• _What to produce_
Each line of the listing that includes "button" should be reported.

== == ==

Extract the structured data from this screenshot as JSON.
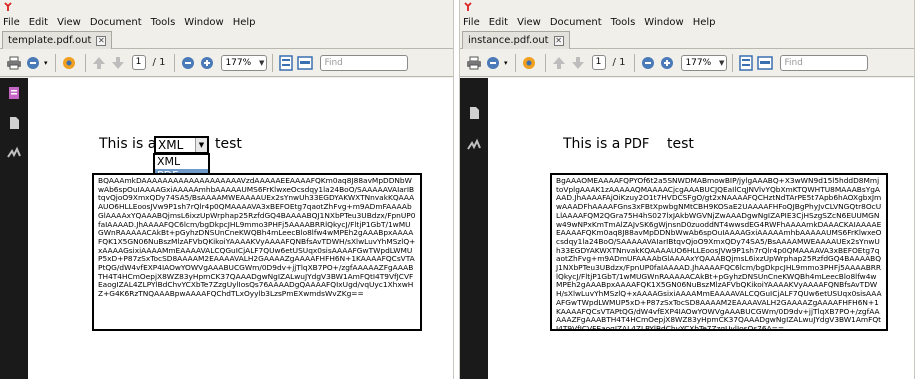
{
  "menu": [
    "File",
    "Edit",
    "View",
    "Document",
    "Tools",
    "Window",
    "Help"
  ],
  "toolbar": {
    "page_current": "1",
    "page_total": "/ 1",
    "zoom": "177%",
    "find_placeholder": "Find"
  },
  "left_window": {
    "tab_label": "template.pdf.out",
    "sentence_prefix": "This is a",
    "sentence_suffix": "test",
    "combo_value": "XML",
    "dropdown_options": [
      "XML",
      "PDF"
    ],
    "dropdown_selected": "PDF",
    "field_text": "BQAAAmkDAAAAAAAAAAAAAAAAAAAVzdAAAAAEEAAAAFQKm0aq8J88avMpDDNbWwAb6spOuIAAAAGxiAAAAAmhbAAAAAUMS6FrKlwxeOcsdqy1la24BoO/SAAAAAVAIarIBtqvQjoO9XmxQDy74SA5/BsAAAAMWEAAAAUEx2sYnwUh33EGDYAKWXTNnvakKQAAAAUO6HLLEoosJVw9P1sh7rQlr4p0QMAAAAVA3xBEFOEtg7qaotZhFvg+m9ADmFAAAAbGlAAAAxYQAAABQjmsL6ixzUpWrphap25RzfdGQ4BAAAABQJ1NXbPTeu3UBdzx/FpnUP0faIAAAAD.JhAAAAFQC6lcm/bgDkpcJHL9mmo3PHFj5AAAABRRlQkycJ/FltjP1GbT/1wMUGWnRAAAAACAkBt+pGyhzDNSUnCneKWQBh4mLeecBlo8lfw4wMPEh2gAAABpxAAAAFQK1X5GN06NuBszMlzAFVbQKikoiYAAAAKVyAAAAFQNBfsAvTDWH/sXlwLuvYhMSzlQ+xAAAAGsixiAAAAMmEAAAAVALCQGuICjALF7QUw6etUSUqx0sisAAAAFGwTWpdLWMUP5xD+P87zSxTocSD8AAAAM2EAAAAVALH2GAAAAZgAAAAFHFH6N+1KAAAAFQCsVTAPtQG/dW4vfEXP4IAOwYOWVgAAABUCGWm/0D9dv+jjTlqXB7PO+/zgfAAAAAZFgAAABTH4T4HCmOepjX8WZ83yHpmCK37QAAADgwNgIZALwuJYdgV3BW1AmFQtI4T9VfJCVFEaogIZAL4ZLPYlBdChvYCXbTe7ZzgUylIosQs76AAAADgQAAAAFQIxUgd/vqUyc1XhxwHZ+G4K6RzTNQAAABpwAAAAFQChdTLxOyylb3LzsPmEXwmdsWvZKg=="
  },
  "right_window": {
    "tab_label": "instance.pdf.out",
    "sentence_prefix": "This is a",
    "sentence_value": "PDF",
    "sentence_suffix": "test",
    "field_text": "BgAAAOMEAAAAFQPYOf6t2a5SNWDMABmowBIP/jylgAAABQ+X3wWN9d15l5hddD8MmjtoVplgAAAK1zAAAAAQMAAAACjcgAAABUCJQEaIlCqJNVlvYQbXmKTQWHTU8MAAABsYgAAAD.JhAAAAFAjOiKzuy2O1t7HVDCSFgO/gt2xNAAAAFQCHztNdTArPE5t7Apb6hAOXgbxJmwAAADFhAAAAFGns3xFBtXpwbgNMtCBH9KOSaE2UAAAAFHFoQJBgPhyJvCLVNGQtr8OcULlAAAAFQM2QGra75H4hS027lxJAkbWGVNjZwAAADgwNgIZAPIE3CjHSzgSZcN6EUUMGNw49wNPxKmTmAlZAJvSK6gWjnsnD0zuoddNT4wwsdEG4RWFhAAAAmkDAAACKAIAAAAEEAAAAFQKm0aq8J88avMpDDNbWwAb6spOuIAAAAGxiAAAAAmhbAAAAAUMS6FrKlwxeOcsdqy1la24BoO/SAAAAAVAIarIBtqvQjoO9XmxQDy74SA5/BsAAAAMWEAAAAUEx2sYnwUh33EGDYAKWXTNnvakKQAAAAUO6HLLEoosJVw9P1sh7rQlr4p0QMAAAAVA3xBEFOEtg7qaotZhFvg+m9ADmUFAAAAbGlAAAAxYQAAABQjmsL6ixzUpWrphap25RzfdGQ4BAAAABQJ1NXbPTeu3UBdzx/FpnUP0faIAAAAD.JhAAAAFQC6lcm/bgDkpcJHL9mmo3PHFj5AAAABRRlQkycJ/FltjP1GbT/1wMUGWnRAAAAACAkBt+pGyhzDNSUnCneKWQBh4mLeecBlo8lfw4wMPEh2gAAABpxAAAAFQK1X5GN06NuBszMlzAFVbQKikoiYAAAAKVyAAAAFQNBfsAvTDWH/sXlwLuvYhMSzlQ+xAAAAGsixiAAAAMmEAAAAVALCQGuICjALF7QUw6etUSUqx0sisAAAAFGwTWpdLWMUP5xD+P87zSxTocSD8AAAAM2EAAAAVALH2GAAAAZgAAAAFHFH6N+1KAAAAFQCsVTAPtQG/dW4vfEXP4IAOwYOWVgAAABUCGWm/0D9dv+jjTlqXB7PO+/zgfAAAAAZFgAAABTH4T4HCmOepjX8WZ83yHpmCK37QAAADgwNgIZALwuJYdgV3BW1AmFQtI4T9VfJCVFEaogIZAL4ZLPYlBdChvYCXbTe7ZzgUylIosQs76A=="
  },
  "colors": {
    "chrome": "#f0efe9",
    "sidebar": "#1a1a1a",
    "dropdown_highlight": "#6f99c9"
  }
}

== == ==

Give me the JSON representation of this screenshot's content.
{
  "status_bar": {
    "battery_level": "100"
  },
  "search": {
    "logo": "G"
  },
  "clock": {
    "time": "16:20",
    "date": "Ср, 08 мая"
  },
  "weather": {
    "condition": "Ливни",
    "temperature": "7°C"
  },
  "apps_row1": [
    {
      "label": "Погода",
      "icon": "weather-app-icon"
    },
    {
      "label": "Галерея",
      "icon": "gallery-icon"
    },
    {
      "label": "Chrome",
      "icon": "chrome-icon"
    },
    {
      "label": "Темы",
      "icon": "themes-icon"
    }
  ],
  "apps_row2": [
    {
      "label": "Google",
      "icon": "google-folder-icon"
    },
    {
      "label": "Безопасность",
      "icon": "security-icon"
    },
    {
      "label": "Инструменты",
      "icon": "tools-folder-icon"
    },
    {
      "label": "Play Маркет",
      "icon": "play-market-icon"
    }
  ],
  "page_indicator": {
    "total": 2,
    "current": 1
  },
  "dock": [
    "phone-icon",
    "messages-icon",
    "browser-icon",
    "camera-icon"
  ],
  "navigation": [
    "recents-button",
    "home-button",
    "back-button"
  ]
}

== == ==

• _Task response_
    "recents-button",
    "home-button",
    "back-button"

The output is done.